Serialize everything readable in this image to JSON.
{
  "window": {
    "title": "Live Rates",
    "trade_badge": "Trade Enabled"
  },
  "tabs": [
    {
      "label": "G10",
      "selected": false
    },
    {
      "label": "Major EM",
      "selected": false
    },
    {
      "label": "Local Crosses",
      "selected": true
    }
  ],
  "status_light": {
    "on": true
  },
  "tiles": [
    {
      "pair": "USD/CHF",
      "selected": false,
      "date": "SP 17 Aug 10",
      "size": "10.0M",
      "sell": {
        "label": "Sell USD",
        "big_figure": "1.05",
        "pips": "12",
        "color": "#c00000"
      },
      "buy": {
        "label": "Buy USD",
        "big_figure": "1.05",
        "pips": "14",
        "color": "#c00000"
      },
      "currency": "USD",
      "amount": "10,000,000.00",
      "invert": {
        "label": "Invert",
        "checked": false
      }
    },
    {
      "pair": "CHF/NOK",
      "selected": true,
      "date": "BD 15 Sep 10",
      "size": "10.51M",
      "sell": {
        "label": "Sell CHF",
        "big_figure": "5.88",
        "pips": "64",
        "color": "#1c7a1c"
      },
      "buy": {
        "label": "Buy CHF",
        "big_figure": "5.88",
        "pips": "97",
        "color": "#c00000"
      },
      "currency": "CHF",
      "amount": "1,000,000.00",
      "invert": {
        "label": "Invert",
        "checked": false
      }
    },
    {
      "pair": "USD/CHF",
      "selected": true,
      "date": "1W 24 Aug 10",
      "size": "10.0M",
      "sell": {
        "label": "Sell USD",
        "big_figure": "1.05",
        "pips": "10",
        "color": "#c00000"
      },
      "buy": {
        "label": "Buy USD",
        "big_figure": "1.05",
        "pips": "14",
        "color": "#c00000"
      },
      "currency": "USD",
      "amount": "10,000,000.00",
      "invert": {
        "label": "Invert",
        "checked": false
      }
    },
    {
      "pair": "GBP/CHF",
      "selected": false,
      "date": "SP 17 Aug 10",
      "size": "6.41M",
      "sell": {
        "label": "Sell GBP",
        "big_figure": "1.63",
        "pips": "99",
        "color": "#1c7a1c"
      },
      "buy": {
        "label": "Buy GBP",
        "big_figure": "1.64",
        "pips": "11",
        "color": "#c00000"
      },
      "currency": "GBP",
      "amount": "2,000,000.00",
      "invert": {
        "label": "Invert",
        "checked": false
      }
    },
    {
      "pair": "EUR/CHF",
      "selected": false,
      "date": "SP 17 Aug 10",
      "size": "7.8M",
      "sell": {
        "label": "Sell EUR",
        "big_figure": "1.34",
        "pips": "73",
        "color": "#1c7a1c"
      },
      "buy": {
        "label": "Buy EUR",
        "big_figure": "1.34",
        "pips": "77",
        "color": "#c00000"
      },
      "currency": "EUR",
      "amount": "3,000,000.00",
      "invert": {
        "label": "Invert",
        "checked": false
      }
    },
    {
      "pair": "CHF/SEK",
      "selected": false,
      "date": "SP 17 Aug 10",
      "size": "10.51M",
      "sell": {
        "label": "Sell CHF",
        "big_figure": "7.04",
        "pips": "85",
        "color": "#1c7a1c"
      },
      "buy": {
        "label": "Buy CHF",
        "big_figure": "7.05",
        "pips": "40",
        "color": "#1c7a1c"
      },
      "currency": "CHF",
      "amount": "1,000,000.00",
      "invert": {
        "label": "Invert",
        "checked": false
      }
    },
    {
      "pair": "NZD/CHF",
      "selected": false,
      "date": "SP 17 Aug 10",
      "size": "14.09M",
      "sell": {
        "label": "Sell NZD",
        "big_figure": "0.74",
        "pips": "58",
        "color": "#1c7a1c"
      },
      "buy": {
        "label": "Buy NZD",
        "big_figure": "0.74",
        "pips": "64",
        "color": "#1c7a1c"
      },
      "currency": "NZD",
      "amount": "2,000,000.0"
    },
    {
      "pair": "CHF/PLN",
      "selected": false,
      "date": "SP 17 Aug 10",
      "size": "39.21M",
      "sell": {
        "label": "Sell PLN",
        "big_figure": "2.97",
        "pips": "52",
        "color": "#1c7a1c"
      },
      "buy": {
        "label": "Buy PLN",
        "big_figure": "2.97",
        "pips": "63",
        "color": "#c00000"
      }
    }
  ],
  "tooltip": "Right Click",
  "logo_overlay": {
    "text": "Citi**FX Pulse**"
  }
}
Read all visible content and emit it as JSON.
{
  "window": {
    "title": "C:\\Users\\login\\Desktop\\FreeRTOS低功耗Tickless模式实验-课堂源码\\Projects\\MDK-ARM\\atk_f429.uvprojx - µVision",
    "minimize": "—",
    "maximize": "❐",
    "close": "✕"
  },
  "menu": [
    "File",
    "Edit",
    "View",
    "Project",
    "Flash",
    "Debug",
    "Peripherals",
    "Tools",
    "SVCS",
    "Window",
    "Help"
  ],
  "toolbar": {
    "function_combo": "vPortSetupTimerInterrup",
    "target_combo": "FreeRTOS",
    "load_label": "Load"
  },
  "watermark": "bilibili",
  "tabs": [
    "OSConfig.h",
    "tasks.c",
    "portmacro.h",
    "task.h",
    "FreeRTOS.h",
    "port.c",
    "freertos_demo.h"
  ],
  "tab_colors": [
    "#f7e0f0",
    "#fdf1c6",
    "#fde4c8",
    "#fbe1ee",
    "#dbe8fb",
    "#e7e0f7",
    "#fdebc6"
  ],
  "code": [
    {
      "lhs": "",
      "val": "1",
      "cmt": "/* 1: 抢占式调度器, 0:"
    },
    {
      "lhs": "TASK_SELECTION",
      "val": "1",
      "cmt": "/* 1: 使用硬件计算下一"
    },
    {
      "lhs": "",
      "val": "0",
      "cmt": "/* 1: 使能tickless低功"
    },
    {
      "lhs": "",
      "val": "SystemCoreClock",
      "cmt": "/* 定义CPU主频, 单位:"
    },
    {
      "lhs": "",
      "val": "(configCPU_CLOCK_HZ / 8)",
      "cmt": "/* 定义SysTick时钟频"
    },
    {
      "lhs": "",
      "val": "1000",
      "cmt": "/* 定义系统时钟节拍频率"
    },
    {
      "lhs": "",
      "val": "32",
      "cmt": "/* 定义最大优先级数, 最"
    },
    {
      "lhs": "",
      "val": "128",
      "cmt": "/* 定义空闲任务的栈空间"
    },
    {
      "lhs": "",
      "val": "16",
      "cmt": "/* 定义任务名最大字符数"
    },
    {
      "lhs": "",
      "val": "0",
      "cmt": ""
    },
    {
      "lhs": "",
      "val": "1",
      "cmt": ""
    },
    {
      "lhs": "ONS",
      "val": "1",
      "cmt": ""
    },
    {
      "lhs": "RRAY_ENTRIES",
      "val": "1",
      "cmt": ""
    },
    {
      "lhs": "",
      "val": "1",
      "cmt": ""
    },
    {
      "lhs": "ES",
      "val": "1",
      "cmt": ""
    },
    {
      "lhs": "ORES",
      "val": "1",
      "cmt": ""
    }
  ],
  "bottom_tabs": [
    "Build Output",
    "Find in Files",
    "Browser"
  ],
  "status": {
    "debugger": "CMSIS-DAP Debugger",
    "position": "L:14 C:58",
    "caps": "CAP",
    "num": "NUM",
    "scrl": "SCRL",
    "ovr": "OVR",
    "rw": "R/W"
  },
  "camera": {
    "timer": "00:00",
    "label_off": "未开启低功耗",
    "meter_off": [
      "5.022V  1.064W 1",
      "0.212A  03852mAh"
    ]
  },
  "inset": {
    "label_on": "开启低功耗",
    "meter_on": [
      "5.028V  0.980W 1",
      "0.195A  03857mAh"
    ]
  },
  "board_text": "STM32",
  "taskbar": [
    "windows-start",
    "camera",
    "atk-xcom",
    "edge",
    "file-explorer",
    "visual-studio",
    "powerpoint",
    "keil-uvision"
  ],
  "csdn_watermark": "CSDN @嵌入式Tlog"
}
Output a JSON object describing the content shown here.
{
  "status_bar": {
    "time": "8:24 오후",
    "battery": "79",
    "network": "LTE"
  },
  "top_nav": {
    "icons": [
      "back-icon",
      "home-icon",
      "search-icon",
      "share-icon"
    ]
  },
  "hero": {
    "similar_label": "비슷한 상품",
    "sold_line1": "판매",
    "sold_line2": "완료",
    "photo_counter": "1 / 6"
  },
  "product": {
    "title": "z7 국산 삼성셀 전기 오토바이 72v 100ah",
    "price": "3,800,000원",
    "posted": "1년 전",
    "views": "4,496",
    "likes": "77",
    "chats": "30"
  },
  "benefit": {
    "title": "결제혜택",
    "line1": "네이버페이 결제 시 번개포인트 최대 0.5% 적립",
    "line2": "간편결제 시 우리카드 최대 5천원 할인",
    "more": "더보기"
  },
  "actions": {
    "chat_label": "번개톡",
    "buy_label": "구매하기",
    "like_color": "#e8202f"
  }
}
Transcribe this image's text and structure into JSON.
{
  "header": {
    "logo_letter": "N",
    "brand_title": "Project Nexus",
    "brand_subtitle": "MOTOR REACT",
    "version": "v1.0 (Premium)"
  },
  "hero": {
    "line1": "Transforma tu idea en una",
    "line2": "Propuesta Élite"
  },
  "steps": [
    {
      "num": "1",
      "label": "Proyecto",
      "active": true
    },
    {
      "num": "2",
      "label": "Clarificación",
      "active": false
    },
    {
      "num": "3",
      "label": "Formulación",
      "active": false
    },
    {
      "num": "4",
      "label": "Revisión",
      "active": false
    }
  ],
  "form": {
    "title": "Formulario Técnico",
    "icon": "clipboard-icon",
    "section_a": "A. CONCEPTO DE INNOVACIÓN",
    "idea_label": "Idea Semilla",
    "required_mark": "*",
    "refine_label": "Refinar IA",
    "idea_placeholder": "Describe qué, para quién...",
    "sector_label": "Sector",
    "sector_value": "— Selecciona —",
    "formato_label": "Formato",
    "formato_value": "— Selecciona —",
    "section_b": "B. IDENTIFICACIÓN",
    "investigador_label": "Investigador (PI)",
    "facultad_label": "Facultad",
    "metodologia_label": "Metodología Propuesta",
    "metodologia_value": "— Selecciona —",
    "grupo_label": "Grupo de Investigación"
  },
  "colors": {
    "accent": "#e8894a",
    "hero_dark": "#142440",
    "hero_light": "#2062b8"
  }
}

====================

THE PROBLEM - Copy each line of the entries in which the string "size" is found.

YOUR RESPONSE -
      "size": "10.0M",
      "size": "10.51M",
      "size": "10.0M",
      "size": "6.41M",
      "size": "7.8M",
      "size": "10.51M",
      "size": "14.09M",
      "size": "39.21M",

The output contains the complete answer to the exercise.